The Monarch Army of Regular and Irregular Volunteers, Triumphant. Virginia, Traci, Barbara Ann, Terry, Kim, Phil, you did it!

Jeff

Monarchs Archived?

Monarch butterfly photographed by Jeff Zablow at Raccoon Creek State Park

July 8, 2015 and I have not seen a single Monarch butterfly on the Asclepias Syriaca (common milkweed) in our front yard or our side yard. Not a single leaf of the hundreds show any chewing. Not a caterpillar can I find. The plants were purchased from Monarch Watch. They are affiliated with the University of Kansas and the plants are lush. One of them has grown to a lofty 7′ tall, with a fine looking flowerhead higher than 6′.

This year reminds of 2014, when I didn’t see them until very late August. Those 2014 Monarchs I saw sipping nectar on my Blazing Stars and on Asclepias Syriaca in Doak field at Raccoon Creek State Park.

It’s July and I have not enjoyed a view like this one in 2015. This photo was taken some years ago at Raccoon Creek State Park in southwestern Pennsylvania. We know how this situation gnaws away at us.

Admission? I find myself thinking how fortunate I am to have more than 20 quality images of Monarchs stored in my Neumade slide cabinets. Then I regret even thinking this unthinkable. What if they . . . ?

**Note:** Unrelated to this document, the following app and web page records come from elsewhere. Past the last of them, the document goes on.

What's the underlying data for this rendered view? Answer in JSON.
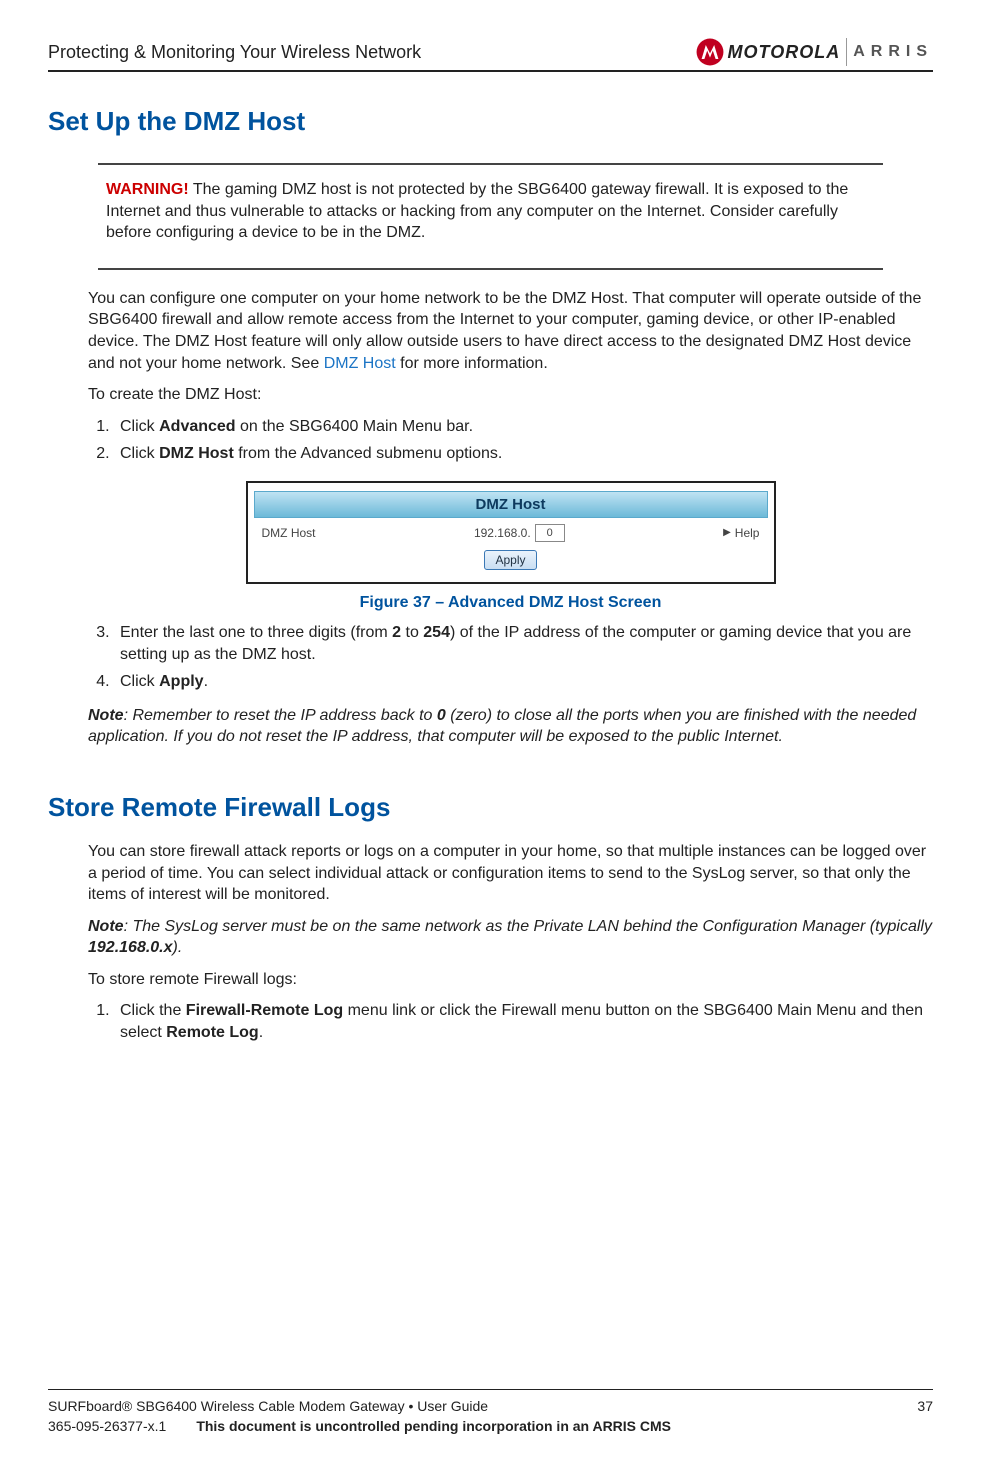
{
  "header": {
    "title": "Protecting & Monitoring Your Wireless Network",
    "logo_motorola": "MOTOROLA",
    "logo_arris": "ARRIS"
  },
  "section1": {
    "heading": "Set Up the DMZ Host",
    "warning_label": "WARNING!",
    "warning_text": " The gaming DMZ host is not protected by the SBG6400 gateway firewall. It is exposed to the Internet and thus vulnerable to attacks or hacking from any computer on the Internet. Consider carefully before configuring a device to be in the DMZ.",
    "intro_pre": "You can configure one computer on your home network to be the DMZ Host. That computer will operate outside of the SBG6400 firewall and allow remote access from the Internet to your computer, gaming device, or other IP-enabled device. The DMZ Host feature will only allow outside users to have direct access to the designated DMZ Host device and not your home network. See ",
    "intro_link": "DMZ Host",
    "intro_post": " for more information.",
    "create_intro": "To create the DMZ Host:",
    "step1_pre": "Click ",
    "step1_bold": "Advanced",
    "step1_post": " on the SBG6400 Main Menu bar.",
    "step2_pre": "Click ",
    "step2_bold": "DMZ Host",
    "step2_post": " from the Advanced submenu options.",
    "screenshot": {
      "title": "DMZ Host",
      "row_label": "DMZ Host",
      "ip_prefix": "192.168.0.",
      "ip_value": "0",
      "help": "Help",
      "apply": "Apply"
    },
    "figure_caption": "Figure 37 – Advanced DMZ Host Screen",
    "step3_pre": "Enter the last one to three digits (from ",
    "step3_b1": "2",
    "step3_mid": " to ",
    "step3_b2": "254",
    "step3_post": ") of the IP address of the computer or gaming device that you are setting up as the DMZ host.",
    "step4_pre": "Click ",
    "step4_bold": "Apply",
    "step4_post": ".",
    "note_label": "Note",
    "note_text_pre": ": Remember to reset the IP address back to ",
    "note_bold": "0",
    "note_text_post": " (zero) to close all the ports when you are finished with the needed application. If you do not reset the IP address, that computer will be exposed to the public Internet."
  },
  "section2": {
    "heading": "Store Remote Firewall Logs",
    "intro": "You can store firewall attack reports or logs on a computer in your home, so that multiple instances can be logged over a period of time. You can select individual attack or configuration items to send to the SysLog server, so that only the items of interest will be monitored.",
    "note_label": "Note",
    "note_pre": ": The SysLog server must be on the same network as the Private LAN behind the Configuration Manager (typically ",
    "note_bold": "192.168.0.x",
    "note_post": ").",
    "store_intro": "To store remote Firewall logs:",
    "step1_pre": "Click the ",
    "step1_b1": "Firewall-Remote Log",
    "step1_mid": " menu link or click the Firewall menu button on the SBG6400 Main Menu and then select ",
    "step1_b2": "Remote Log",
    "step1_post": "."
  },
  "footer": {
    "product": "SURFboard® SBG6400 Wireless Cable Modem Gateway • User Guide",
    "page": "37",
    "doc_id": "365-095-26377-x.1",
    "status": "This document is uncontrolled pending incorporation in an ARRIS CMS"
  }
}
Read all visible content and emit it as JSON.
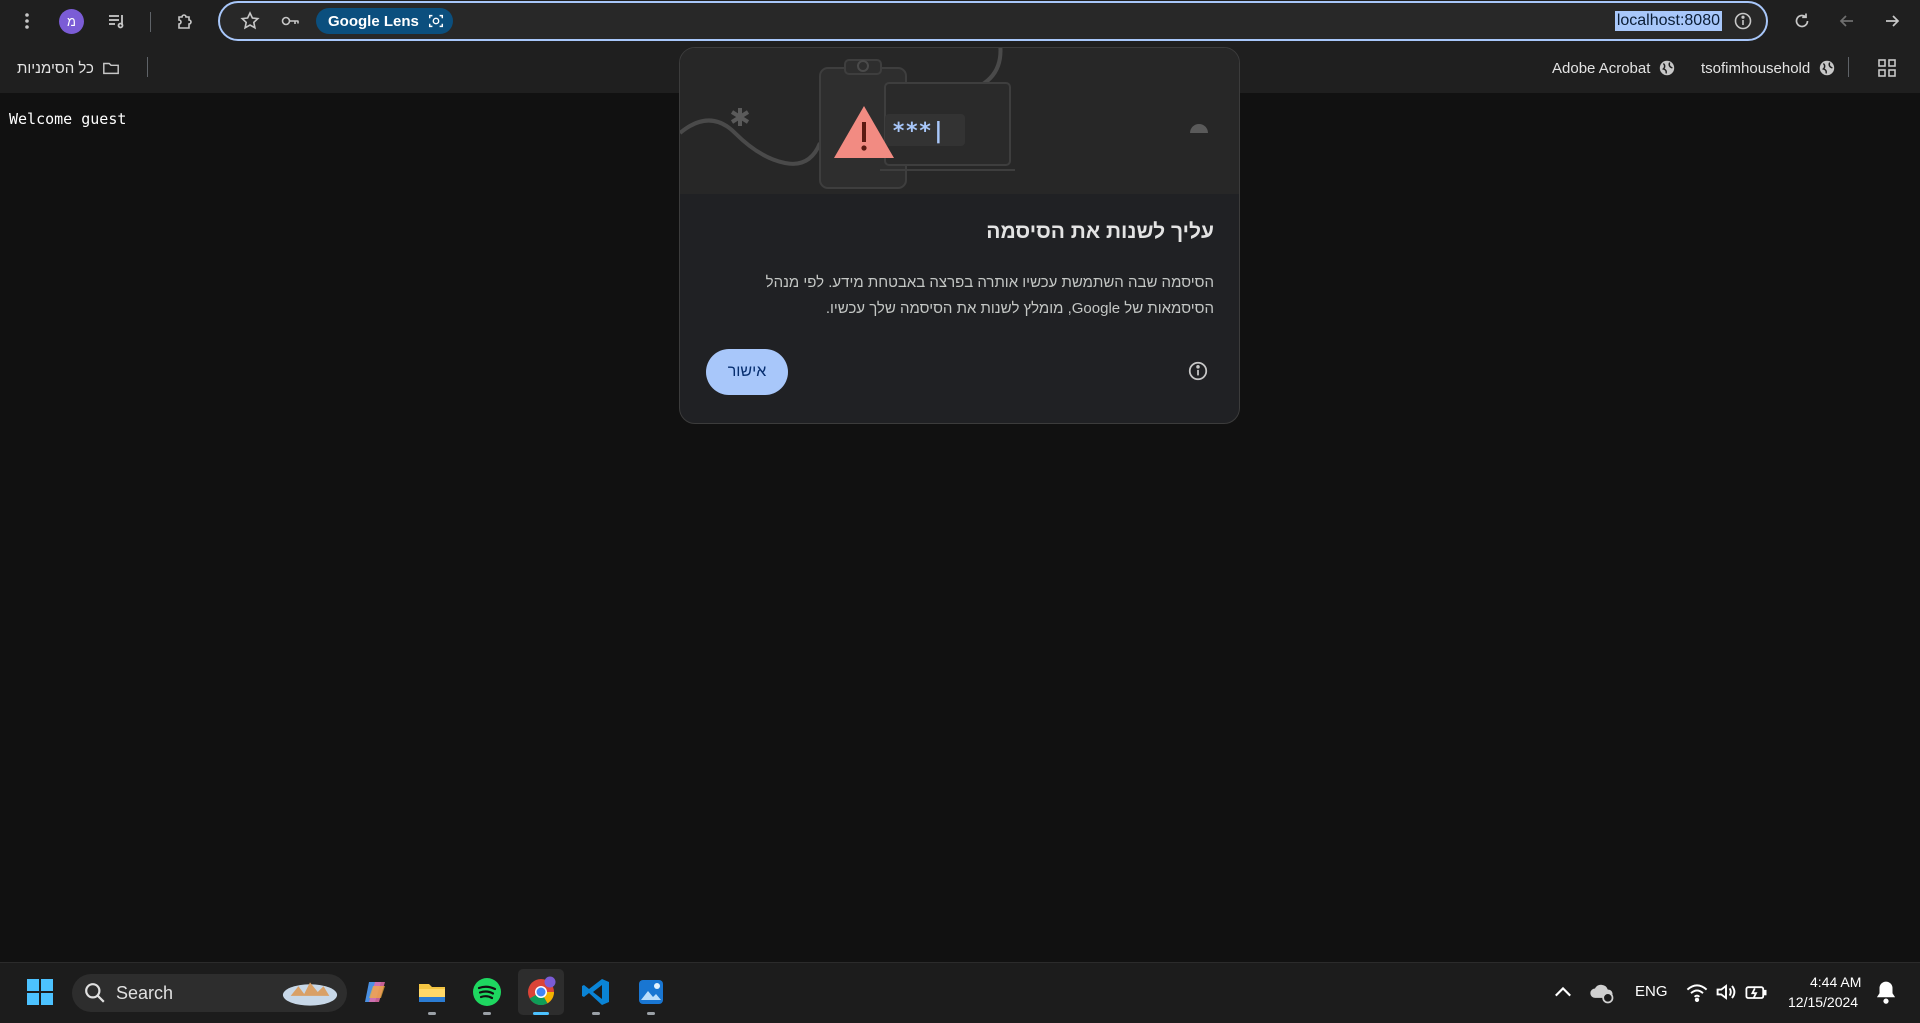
{
  "browser": {
    "profile_initial": "מ",
    "lens_label": "Google Lens",
    "url": "localhost:8080"
  },
  "bookmarks": {
    "all_bookmarks": "כל הסימניות",
    "items": [
      {
        "label": "Adobe Acrobat"
      },
      {
        "label": "tsofimhousehold"
      }
    ]
  },
  "page": {
    "welcome_text": "Welcome guest"
  },
  "dialog": {
    "title": "עליך לשנות את הסיסמה",
    "body_line1": "הסיסמה שבה השתמשת עכשיו אותרה בפרצה באבטחת מידע. לפי מנהל",
    "body_line2": "הסיסמאות של Google, מומלץ לשנות את הסיסמה שלך עכשיו.",
    "ok_label": "אישור",
    "illustration_text": "***|"
  },
  "taskbar": {
    "search_label": "Search",
    "language": "ENG",
    "time": "4:44 AM",
    "date": "12/15/2024"
  },
  "colors": {
    "accent": "#a8c7fa",
    "warning": "#f28b82",
    "avatar": "#7b5cd6"
  }
}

Ay, if we could round up Peterson, Edwards, Nabokov, and Audubon and get them over to the mucky mucks in Washington, D.C. to do some heavy lobbying. A dreamer am I.

Jeff